9. Eggs- Angela’s Ashes by Frank McCourt
In Frank McCourt’s 1987 Nobel prize-winning memoir Angela’s Ashes, the egg symbolizes hope, wishes, and indulgence. This guileless motif is juxtaposed to the dire living conditions of the Irish Catholic McCourt family. Young Frank tells us in chapter IX that he has plans for “that egg” that he would get the Sunday after his father gets the first paycheck from his new job. The plan: To “tap it around the top, gently crack the shell, lift with a spoon, a dab of butter down into the yolk, salt, take my time, a dip of the spoon, scoop, more salt, more butter, [and] into the mouth”. Yummo! Eggs are described with particular candor, as they represent a luxury that the McCourts, with their never-ending financial woes, could hardly afford.
Sadly, no one gets any eggs. Malachy, Frank’s father, ends up squandering all of his paychecks, leaving his family to fall deeper into their cavernous money hole. But lady luck helps Frank once he leaves Ireland and reaches America: he gets to work at a restaurant, and hunger is no longer an issue for him! After hunger is satiated in the novel, food becomes a motif for American excesses, complete with dreams of a jumbo shrimp chasing Mrs. Angela McCourt down the street. The novel is not about food, but you get the idea.
Halloween is just around the corner! If you’re looking for a costume idea, we’ve collected our top 10 literature-inspired outfits here by level of difficulty, so you can look bookishly awesome no matter how much time you have on your hands.
1. Ishmael, from Moby Dick

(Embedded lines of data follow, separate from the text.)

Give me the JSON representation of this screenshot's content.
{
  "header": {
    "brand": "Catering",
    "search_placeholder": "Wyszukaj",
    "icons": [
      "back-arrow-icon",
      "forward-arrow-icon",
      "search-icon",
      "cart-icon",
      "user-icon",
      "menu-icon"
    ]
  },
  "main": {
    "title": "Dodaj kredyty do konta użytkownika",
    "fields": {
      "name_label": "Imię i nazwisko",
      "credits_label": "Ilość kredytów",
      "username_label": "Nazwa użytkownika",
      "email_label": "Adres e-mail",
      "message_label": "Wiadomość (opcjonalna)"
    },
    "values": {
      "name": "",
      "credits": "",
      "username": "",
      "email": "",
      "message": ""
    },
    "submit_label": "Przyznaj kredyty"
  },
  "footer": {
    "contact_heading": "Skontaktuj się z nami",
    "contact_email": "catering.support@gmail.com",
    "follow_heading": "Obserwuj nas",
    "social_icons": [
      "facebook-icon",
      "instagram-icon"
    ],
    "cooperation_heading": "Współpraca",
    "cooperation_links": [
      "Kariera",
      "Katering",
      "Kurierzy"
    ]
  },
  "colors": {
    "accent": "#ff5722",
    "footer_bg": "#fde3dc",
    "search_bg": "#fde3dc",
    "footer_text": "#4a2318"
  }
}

You’re just one name tag away from “Call me Ishmael.”
2. Fifty Shades of Grey
Witty and racy. Head to your local hardware store for some free color sheets and you’re done! Read the rest of this entry »
…and the reviewers who actually read them.
1. People Who Don’t Know They’re Dead: How They Attach Themselves to Unsuspecting Bystanders and What to Do About It
There are actually quite a few Goodreads reviews of this one, and it seems to generate love-hate (but mostly hate) reactions:
Anita Dalton rated it 1 of 5 stars
Unusual beliefs make the world more interesting. But there are times when bad, bad writing combine with bad, dangerous information, and I am left with nothing but snark. If Penn Jillette read this book, he would s#@* blood.
Heather rated it 5 of 5 starsAnyone with an open mind should explore the pages of this non-fiction journey. It’ll make you think about things that you wouldn’t naturally consider. I loaned this to a co-worker and haven’t seen it since!
Maybe the spirits took it?
2. How to Avoid Huge Ships
The kicker with this one is that it’s labeled as the “Second Edition.” It’s hard to imagine what the first edition might have left out. Unsurprisingly, Poets & Writers hailed it as the “worst book ever” back in 2011, despite its $131 price tag and huge underground following. They also rounded up some of its snarkiest Amazon reviews, which are well worth a read:
I bought How to Avoid Huge Ships as a companion to Captain Trimmer’s other excellent books: How to Avoid a Train, and How to Avoid the Empire State Building. These books are fast paced, well written and the hard won knowledge found in them is as inspirational as it is informational. After reading them I haven’t been hit by anything bigger than a diesel bus. Thanks, captain!
Read this book before going on vacation and I couldn’t find my cruise liner in the port. Vacation ruined.